The principles of fracture management in patients with multiple injuries continue to be of crucial importance. Early treatment of unstable polytraumatized patients with head, chest, abdomen or pelvic injuries, with blood loss followed by immediate fracture fixation (Early Total Care -ETC) may be associated with secondary life threatening posttraumatic systemic inflammatory response syndrome (SIRS). Development of SIRS is typically a function of the type and severity of the initial injury (the “first hit”). Immediate Fracture fixation, using reamed nails or plates, in such unstable patients with multiple injuries is subsequently defined as the “second hit” and may be associated with development of acute respiratory distress syndrome (ARDS) and multiple organ failure (MOF), with relatively high morbidity and mortality.

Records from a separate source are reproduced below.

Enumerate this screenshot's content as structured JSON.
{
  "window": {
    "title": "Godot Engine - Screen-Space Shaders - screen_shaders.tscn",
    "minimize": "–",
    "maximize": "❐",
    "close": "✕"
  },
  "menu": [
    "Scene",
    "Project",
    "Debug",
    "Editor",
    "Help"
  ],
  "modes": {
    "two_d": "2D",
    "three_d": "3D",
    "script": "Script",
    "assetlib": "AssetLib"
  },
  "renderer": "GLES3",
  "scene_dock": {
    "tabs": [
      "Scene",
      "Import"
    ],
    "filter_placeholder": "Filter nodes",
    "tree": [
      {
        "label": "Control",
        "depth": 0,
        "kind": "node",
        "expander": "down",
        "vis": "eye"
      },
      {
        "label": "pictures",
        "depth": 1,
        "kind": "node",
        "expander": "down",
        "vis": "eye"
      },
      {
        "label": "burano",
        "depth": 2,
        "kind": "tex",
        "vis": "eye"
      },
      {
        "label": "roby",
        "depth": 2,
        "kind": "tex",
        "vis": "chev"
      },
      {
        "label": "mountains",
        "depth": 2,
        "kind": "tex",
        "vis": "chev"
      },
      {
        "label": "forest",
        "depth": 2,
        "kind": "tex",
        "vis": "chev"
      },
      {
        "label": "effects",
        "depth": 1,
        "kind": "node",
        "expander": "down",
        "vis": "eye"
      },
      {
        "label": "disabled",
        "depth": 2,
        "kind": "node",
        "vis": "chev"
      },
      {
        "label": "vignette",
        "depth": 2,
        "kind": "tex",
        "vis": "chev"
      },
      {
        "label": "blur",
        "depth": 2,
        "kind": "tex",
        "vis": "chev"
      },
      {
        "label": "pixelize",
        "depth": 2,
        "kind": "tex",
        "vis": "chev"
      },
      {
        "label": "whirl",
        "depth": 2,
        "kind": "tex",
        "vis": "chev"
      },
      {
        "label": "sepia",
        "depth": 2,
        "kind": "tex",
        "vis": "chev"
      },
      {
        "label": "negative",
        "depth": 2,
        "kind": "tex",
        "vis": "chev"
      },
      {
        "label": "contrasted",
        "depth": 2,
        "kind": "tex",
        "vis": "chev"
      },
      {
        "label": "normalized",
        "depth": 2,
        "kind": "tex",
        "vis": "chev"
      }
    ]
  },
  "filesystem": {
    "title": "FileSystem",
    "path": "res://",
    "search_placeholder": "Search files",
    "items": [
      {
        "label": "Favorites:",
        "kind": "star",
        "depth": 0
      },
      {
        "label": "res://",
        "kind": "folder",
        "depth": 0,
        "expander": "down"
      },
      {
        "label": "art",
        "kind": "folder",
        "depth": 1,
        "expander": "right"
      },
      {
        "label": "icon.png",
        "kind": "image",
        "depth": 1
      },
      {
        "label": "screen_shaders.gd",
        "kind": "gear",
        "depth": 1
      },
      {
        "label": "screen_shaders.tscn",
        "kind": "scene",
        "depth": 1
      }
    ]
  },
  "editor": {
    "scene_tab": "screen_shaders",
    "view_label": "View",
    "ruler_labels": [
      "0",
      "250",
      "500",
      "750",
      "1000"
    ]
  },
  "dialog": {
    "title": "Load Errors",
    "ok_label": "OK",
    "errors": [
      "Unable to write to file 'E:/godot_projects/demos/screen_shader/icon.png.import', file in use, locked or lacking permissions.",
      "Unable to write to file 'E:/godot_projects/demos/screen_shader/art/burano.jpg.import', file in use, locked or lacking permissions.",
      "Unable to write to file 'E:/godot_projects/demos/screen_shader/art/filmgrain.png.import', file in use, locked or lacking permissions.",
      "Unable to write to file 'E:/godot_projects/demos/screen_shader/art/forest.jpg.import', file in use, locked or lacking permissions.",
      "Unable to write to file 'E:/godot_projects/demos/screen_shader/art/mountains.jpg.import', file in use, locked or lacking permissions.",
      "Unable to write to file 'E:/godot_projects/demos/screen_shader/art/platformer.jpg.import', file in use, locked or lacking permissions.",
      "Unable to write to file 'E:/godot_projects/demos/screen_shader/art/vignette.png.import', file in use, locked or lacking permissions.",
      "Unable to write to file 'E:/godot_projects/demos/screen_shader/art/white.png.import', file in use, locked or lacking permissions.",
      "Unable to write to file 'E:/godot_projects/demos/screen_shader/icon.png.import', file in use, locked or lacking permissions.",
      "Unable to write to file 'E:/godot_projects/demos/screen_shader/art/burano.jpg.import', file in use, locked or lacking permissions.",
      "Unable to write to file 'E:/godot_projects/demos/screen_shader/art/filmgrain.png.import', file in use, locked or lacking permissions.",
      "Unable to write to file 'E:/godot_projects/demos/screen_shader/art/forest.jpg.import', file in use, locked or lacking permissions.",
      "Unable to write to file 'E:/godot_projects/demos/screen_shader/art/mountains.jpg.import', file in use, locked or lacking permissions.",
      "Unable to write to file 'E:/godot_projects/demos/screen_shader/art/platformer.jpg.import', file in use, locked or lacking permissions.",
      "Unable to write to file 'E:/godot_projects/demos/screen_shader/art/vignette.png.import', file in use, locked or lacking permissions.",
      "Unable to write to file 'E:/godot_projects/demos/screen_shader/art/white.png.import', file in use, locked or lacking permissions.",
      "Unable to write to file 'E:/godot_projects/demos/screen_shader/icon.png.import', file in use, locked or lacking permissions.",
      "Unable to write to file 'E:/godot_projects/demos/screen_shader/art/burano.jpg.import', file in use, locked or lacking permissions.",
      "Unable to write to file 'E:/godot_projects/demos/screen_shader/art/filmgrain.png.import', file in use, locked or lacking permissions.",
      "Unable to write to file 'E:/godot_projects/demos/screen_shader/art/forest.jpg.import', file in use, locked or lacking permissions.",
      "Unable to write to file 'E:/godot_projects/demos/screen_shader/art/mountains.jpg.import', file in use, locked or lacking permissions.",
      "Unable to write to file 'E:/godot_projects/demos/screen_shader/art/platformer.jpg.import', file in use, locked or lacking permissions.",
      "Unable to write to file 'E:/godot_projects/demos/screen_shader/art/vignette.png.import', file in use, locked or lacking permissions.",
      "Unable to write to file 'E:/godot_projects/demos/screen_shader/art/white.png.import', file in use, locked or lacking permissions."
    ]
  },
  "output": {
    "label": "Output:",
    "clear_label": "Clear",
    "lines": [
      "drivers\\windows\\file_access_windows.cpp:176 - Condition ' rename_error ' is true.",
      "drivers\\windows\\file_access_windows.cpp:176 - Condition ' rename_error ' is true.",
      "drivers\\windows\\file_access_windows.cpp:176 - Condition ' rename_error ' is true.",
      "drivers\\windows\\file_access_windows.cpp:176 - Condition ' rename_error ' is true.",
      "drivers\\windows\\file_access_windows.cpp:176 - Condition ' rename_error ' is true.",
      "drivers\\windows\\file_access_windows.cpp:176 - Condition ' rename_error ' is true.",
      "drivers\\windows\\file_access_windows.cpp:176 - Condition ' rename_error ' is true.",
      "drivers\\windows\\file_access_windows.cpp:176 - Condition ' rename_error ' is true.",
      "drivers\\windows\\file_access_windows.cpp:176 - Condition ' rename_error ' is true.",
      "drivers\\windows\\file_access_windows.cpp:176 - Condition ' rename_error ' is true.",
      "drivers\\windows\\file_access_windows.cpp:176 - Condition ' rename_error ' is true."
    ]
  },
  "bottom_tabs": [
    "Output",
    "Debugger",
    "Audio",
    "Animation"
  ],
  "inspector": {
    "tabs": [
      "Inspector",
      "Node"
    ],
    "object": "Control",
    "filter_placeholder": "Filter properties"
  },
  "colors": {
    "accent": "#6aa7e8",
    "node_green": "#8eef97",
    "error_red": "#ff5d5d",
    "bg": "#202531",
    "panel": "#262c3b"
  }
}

The other alternative for long bone fracture fixation in unstable polytraumatized patients is based on immediate treatment of life threatening conditions related to the injuries, followed by the initial use of minimally invasive modular external frames for long bone fractures and is called Damage Control Orthopedics (DCO) and is widely accepted. In order to refine the DCO concept and to avoid an overuse of external fixation, the “Safe Definitive Surgery” (SDS) concept has been introduced, which is a dynamic synthesis of both strategies (ETC and DCO). The SDS strategy employs clinical parameters and includes repeated assessment of patients. The following paper is going to summarize historical backgrounds and recent concepts in treatment of polytraumatized patients.